Are there specific conditions that qualify a claimant for Social Security Disability benefits?
The short answer is no. The long answer is a slightly more nuanced no.
On some disability websites, potential claimants may come across lists of conditions like these. Many providers assemble these lists as examples of conditions that could be the basis of an SSDI or SSI claim. This can generally be somewhat misleading in that it can create the false impression that there are specific conditions that one must have in order to qualify for disability. However, this is simply not the case.
Social Security does have the Listing of Impairments. These Listings were created to streamline the disability process a bit by providing a list of common conditions that can lead to a finding of disability. However, what must be understood about the Listings in that they can be somewhat generic. This means that instead of identifying depression as a condition they identify “Affective Disorders,” which is a category of psychological conditions. This is the same for numerous other conditions. In fact, the listings only get specific where they need to be.
In some cases, the Listings will not only identify a specific condition, but also specific testing or test results that a claimant would need to have completed in order to meet the requirements of the Listing. For instance, with chronic heart failure, one would need to experience systolic failure, an ejection fraction of 30% or less, and inability to perform an exercise tolerance test at a workload of 5 METs or less due to a decrease of 10 mmHg in systolic blood pressure below their baseline systolic blood pressure in order to meet Listing 4.02 Chronic Heart Failure. So, in this example, a claimant would need to fail a cardiac stress test due to a drop in blood pressure, have an ejection fraction (which can be measured or estimated through a few different tests) that is approximately half of normal, and, though it is not mentioned, a poorly functioning left ventricle.

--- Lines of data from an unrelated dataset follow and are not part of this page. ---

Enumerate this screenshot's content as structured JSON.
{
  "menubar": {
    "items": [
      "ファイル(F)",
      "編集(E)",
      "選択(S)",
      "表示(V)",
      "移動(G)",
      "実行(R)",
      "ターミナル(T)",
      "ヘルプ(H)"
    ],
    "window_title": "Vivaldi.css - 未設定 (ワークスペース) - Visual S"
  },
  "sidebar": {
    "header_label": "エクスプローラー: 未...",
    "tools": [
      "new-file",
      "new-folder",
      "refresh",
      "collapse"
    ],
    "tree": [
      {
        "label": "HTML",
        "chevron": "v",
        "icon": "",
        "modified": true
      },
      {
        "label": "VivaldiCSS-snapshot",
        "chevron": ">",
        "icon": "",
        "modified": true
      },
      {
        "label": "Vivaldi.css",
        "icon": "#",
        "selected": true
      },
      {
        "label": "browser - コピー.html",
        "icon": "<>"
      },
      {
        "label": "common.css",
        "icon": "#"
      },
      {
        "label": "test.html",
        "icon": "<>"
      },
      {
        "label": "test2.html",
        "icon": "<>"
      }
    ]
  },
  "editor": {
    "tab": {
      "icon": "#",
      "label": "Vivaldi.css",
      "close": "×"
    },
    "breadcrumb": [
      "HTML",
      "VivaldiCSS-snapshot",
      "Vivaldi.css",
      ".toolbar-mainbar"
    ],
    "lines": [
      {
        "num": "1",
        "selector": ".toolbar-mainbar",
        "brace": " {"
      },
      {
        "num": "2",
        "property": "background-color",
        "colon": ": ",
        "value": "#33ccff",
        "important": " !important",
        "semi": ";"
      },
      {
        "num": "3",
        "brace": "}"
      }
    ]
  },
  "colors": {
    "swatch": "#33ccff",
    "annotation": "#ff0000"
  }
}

That seems pretty specific. But, most people do not realize that it is possible to “equal” a Listing. So, with the heart failure example, if a claimant had an ejection fraction of 40% and also had a knee problem limiting his ability to perform a stress test, he or she might be considered to have equaled the listing because, while they did not have exactly what the listing was looking for, they had conditions that combined to equal the severity that the Listing was looking for.

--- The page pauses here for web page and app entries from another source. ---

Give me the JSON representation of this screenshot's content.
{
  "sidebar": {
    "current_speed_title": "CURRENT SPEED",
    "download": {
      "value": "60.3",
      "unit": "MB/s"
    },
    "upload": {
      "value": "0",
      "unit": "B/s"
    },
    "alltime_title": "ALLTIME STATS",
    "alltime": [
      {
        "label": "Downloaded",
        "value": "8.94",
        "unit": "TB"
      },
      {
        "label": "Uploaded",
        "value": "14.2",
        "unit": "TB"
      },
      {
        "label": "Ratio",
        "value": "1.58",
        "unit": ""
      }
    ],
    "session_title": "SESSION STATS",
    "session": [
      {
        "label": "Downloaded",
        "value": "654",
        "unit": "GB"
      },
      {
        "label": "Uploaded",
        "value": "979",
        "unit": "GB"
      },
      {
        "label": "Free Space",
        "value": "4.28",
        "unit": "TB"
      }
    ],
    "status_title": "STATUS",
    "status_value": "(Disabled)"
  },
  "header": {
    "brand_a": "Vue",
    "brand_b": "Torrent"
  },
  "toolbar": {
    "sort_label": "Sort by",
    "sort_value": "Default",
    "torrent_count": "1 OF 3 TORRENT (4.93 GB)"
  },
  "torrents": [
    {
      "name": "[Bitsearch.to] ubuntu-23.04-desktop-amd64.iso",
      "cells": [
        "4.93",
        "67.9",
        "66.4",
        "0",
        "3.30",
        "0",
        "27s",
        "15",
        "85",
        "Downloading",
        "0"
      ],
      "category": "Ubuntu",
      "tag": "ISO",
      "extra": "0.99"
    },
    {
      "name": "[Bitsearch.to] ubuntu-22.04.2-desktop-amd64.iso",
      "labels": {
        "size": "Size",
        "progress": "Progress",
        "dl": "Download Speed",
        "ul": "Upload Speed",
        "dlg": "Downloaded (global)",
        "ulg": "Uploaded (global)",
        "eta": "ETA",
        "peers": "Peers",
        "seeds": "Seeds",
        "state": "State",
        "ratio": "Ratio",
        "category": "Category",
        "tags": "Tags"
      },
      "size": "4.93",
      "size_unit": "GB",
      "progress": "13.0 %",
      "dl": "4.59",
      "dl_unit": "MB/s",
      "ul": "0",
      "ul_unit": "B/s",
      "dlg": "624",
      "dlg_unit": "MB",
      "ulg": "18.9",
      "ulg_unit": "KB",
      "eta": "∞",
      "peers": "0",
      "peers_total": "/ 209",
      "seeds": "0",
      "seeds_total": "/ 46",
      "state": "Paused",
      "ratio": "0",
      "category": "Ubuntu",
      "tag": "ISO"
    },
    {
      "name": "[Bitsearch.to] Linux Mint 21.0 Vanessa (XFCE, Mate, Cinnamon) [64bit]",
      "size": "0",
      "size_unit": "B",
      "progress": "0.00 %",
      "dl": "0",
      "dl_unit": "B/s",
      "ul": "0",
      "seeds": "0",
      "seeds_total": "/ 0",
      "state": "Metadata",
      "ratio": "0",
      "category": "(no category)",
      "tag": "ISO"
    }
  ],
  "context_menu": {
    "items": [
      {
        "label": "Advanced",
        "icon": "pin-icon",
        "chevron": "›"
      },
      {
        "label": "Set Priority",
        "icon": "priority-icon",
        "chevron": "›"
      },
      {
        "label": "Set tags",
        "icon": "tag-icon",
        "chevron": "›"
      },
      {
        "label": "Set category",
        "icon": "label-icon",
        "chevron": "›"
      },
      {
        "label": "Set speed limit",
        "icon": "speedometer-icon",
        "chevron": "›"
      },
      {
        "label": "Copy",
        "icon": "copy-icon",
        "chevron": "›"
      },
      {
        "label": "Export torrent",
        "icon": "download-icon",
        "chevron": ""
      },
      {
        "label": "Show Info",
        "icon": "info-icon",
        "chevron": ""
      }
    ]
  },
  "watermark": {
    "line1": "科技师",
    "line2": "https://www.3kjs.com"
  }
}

The equals argument can even be applied to conditions that have nothing to do with what the Listing is asking for, but demonstrate a similar level of severity. For instance, the asthma Listing is applicable to a number of different conditions including migraines. So, while you may not have ever had asthma, as long as you are taking a prescribed treatment and still have six migraines within a twelve-month period you would be able to argue that you equal the asthma listing.
The fact is that there are no specific conditions that one must have in order to medically qualify for disability. We have even seen claimants approved who did not have a firm diagnosis, but only confirmation by a doctor that they were experiencing severe symptoms of an unknown origin. In fact, all that is required to medically qualify is to have a severe, medically determinable impairment, that prevents a claimant from maintaining substantial gainful employment in their prior or other work, that is expected to last at least 12 months. If these basics are met, a claimant likely will have a good medical argument for disability.
If you would like further information on how your conditions could qualify you for disability or would like to speak with someone in the office about your claim please contact us!